Gigantic Movie Review
Paul Dano broke into the mainstream with Little Miss Sunshine, immediately capturing the attention of many critics across the nation. His follow-up, the 2007 epic There Will Be Blood, failed to get him an Oscar nomination, but the buzz was intense. So, it's a little disappointing to see him deliver a rather dull performance in Gigantic, a romantic dramedy that doesn't have much of a point.
Gigantic is harmless enough, as far as these indie comedies go. Ever since Little Miss Sunshine made the genre popular again a few years back, these things have been coming out of the wood work, to mixed results. There have been good ones, there have been bad ones, but most of all, there have been forgettable ones. Gigantic fits into that latter category.
The movie, directed by first-timer Matt Aselton, is about a high-end mattress salesman named Brian who is hoping to adopt a kid from China. I question how a single, twenty-something male would be allowed to adopt a Chinese kid, but that's beside the point. When Harriet (Zooey Deschanel), the daughter of a rich eccentric (John Goodman), shows up to pick up a $14,000 mattress, which, frankly, does not look all that comfortable or spacious, Brian is immediately smitten, and it isn't long before an awkward relationship has begun. But Harriet plans to go to school in France, while Brian's plans to "have a kid" could be another obstacle to their future.

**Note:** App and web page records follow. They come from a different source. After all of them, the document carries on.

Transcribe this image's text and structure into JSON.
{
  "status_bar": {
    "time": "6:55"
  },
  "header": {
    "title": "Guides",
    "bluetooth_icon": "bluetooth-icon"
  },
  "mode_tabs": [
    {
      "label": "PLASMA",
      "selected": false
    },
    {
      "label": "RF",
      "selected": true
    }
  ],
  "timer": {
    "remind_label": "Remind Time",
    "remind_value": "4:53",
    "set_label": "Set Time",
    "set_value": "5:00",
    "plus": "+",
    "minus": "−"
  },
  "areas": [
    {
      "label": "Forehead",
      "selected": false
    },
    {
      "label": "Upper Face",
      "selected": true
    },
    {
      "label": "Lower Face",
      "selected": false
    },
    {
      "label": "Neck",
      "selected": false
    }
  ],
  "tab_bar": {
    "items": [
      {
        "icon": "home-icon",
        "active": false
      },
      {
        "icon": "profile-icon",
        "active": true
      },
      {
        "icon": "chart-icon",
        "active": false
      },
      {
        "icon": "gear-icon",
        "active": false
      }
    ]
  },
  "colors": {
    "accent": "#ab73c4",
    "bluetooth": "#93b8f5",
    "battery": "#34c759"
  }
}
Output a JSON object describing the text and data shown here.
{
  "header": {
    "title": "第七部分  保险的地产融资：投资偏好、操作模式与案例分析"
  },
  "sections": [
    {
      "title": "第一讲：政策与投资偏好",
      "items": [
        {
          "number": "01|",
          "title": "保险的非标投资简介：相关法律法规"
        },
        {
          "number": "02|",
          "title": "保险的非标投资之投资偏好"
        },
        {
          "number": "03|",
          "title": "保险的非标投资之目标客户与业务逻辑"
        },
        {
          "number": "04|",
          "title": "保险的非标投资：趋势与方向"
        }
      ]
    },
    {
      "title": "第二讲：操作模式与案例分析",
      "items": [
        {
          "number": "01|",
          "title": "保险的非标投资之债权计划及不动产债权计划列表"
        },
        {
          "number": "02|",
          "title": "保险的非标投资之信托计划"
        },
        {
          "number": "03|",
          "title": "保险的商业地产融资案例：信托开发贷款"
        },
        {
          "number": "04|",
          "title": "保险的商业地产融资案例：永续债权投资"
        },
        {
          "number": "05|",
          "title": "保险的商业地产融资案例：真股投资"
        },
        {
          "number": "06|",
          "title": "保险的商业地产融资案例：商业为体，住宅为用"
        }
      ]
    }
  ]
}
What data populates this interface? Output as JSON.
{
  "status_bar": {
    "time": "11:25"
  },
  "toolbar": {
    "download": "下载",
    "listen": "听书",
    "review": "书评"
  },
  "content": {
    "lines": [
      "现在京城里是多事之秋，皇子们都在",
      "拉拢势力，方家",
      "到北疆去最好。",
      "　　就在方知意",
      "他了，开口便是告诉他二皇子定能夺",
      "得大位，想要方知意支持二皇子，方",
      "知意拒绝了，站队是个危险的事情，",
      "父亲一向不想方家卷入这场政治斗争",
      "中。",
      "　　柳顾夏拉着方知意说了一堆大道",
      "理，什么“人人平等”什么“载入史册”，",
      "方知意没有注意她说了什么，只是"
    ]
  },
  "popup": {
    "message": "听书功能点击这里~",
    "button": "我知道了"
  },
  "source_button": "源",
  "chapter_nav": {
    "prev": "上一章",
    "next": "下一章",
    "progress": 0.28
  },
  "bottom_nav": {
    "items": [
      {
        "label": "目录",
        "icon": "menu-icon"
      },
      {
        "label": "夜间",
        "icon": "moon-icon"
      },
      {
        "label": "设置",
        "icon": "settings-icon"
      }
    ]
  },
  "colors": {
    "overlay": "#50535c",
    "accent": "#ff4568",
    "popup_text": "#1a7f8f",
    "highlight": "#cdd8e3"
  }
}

At 98 minutes, Gigantic moves along fast enough. Aselton's debut as a director is worthy enough, as the movie looks good and he knows how to handle his surprisingly strong cast of actors. Unfortunately, his story, co-written by Adam Nagata, is unremarkable. A movie like this relies on its subtle goofiness, and Gigantic just doesn't have much of it. Goodman tries his hardest, but his is a one-joke character. Dano's mumbling, Michael Cera-esque character isn't nearly as likeable or interesting as Aselton was aiming for, which is problematic since he's the lead by a long shot. He isn't very funny, nor are the situations that he runs into; all of this contributes to a lack of enjoyable chemistry with his co-star.
Speaking of Deschanel, she is the one saving grace. After having turned in one of the worst performances ever witnessed in The Happening, her performance here is a nice rebound. She reminds us how likable, cute and fun she can be. Still, juxtaposed against Dano and the movie as a whole, there is very little for her to do other than to just look cute and jump naked into a swimming pool.
Gigantic has enough charm to squeak its way through its hour and a half running time, but it's a forgettable and ultimately uninteresting dramedy with little in the way of resolution or effort to go above and beyond. It is a victim of its genre, with expectations that by being a bit odd and off-the-mark it will please audiences. This is a classic mistake of a first-time writer/director, but it's a shame that Dano got pulled into it, too.
Review by Erik Samdahl unless otherwise indicated.